NEW YORK (AP) -- Pharmacyclics jumped Monday after the company reported promising clinical trial data for an experimental lymphoma drug.

In December Pharmacyclics formed a partnership with Johnson & Johnson to help develop and sell ibrutinib as a treatment for blood cancers like non-Hodgkin lymphoma and chronic lymphocytic leukemia. The drug is in mid-stage clinical testing and the companies hope to begin late-stage trials in 2012.

On Monday Pharmacyclics reported additional data from early studies of the drug. In one study, 21 out of 26 percent of patients who were treated ibrutinib had their tumors shrink, and three of those patients did not have any detectable cancer following treatment. On average, it said those patients survived for 14.4 months before death or their disease progression resumed.

In a study of 27 patients, it said 100 percent of patients responded to the drug and time to death or disease progression was 9.8 months. In a third trial that enrolled 30 patients, it said 28 responded to ibrutinib and four had undetectable cancer levels.

The studies tested ibrutinib in combination with various other drugs. Some of those patients had previously been treated with other drugs, others had received no previous treatment.

Ibrutinib is the Sunnyvale, Calif., company's most advanced drug candidate. Johnson & Johnson agreed to pay Pharmacyclics $150 million at the beginning of their partnership, and Pharmacyclics said it could get $975 million in payments if the drug advances through regulatory development and is approved. The companies will share profits on sales of the drug.

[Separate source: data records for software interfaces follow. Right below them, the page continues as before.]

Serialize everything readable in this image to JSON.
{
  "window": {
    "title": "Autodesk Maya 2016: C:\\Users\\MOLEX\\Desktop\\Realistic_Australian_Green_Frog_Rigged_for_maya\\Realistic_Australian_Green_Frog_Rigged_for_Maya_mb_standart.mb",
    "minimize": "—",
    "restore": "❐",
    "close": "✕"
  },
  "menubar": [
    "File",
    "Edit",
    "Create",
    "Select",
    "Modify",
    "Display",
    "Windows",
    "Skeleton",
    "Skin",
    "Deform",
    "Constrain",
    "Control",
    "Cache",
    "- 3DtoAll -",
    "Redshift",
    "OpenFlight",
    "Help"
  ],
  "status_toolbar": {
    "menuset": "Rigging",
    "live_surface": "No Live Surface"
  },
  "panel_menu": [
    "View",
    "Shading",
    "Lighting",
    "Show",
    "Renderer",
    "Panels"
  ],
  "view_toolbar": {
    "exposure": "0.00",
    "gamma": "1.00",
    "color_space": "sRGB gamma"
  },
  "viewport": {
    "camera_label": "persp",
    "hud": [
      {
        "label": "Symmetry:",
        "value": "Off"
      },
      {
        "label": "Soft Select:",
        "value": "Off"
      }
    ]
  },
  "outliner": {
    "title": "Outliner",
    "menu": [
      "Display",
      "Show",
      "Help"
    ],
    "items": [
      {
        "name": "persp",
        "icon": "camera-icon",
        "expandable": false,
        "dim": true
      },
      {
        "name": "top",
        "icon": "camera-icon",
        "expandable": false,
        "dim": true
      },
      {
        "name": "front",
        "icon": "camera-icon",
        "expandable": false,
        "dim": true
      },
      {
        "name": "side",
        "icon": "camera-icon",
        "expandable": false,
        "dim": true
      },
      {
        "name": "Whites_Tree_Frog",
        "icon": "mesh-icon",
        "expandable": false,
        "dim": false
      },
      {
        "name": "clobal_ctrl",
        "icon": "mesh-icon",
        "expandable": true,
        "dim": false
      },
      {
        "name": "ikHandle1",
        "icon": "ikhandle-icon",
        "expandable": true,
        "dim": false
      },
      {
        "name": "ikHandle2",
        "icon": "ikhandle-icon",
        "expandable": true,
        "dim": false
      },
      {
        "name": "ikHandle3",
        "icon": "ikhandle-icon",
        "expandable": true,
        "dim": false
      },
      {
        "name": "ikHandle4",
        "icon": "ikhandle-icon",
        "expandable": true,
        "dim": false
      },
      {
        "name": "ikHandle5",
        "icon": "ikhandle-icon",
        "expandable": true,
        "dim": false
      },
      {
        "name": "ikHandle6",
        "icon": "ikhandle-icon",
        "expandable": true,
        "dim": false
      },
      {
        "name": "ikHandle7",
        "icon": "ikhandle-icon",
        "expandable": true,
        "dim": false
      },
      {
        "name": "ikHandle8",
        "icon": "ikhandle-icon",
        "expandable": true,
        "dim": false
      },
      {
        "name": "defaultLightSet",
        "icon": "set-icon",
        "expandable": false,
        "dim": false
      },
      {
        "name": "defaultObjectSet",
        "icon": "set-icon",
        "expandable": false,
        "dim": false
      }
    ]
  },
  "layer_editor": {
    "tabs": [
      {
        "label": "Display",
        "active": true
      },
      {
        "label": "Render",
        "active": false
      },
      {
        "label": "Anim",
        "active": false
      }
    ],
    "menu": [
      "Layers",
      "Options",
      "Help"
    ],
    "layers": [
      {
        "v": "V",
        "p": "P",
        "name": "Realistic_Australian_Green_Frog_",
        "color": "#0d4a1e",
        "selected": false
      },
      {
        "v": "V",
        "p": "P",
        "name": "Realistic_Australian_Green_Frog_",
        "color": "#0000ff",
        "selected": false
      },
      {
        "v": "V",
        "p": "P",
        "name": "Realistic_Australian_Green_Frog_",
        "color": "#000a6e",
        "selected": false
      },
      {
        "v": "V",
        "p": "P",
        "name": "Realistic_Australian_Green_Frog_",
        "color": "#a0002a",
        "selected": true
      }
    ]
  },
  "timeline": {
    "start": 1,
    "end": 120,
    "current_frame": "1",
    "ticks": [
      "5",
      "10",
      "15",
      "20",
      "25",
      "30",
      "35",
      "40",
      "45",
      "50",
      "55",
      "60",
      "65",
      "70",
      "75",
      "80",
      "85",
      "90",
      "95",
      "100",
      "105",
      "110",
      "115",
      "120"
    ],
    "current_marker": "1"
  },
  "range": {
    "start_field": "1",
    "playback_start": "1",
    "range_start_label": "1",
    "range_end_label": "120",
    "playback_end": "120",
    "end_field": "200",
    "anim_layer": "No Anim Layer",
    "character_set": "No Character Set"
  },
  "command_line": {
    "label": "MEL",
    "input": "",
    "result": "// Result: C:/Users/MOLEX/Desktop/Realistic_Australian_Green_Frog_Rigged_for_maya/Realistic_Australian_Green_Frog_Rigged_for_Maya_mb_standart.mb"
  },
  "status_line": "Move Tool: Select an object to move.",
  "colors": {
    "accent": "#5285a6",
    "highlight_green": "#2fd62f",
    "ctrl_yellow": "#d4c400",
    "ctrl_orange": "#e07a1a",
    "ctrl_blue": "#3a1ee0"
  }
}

Shares of Pharmacyclics Inc. rose $1.61, or 5.3 percent, to $32.07 in afternoon trading. Johnson & Johnson stock picked up 47 cents to $62.25.